Illegal wildlife trade is on the rise in Singapore, according to statistics from the Agri-Food and Veterinary Authority (AVA). There were 97 cases reported last year, up from 68 cases the year before, and an almost three-fold increase from the 34 cases in 2000.
Star tortoises, turtle eggs, hard corals, snakes and iguanas are some of the most common illegal wildlife and wildlife products seized during AVA raids. In October last year, for example, 40,000 pieces of air-dried python and monitor lizard skins worth $800,000 were seized from an Indonesian tugboat carrying crates of plywood products here.
Wildlife trade is very lucrative, said Miss Lye Fong Keng, head of AVA's Wildlife Regulatory Branch. "Organised crimes may generate profits comparable to smuggling of arms, drugs or people. Globally, the illegal wildlife trade is estimated to be worth billions of US dollars annually."

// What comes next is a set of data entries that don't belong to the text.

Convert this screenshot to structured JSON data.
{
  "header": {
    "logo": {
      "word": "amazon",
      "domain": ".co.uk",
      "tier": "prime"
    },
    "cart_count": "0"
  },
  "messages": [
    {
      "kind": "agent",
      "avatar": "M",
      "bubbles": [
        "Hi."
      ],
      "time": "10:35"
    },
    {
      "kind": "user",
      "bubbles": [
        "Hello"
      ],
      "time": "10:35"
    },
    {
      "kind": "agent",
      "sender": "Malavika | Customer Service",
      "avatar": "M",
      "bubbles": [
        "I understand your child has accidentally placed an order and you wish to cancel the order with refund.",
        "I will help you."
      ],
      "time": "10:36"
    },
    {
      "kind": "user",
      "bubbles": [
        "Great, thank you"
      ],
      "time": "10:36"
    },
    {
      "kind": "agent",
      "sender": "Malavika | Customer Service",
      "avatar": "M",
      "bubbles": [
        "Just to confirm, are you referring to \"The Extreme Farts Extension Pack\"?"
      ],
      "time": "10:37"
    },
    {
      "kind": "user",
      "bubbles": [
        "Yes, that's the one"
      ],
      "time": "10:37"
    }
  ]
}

The number of high-profile cases has led conservation groups to label Singapore a hub for illegal wildlife activities. Responded Miss Lye: "Singapore is strategically located in a region that is rich in biodiversity. AVA and other enforcement agencies such as the Immigration and Checkpoints Authority are working closely to step up checks on wildlife consignments that pass through Singapore."
The AVA also attributes the steady rise in the number of reported cases over the last few years to greater public awareness of the Convention on the International Trade in Endangered Species of Wild Fauna and Flora (Cites), which Singapore is a signatory of. Enforcement officers stationed at various checkpoints have also been educated on Cites, and the modes of wildlife smuggling operations.
The exploitation of Singapore's geography for illegal wildlife activities worries the local non-profit Animal Concerns Research and Education Society (Acres). The problem could be the lenient penalties for smugglers or owners of illegal wildlife and wildlife products, said its deputy executive director, Miss Tamara Emir. An offender currently faces a fine of up to $5,000 (or $10,000 for repeat offenders) and/or one year's jail term under the Endangered Species Act.
"There is a definite need to alter the current legislation. The penalty ought to be in relation to the number of animals involved, contrary to the current ruling of number of species. The penalty seems to be merely a slap on the wrist," she said. According to the AVA, there were four repeat offenders between the years 2000 and 2004.
Noting that greater affluence and the Internet have made Singaporeans more able and willing to purchase live exotic Ñ and often illegal Ñ wildlife as pets, Acres says that individuals have an important role to play in stopping illegal wildlife trade.
Last year, the AVA investigated 21 cases of people possessing live illegal wildlife. The largest seizure occurred on Dec 21, when 26 animals were confiscated [see AVA press release, 22 Dec 2004].
The AVA said there is a common misconception that keeping exotic wildlife as pets is "cool". It warns that these illegal animals can spread diseases to humans and domestic animals and keeping them in homes could compromise the animals' welfare.
Said Miss Lye: "It is not 'cool' to keep and show off exotic wildlife as pets. Keeping illegal exotic pets is an irresponsible act."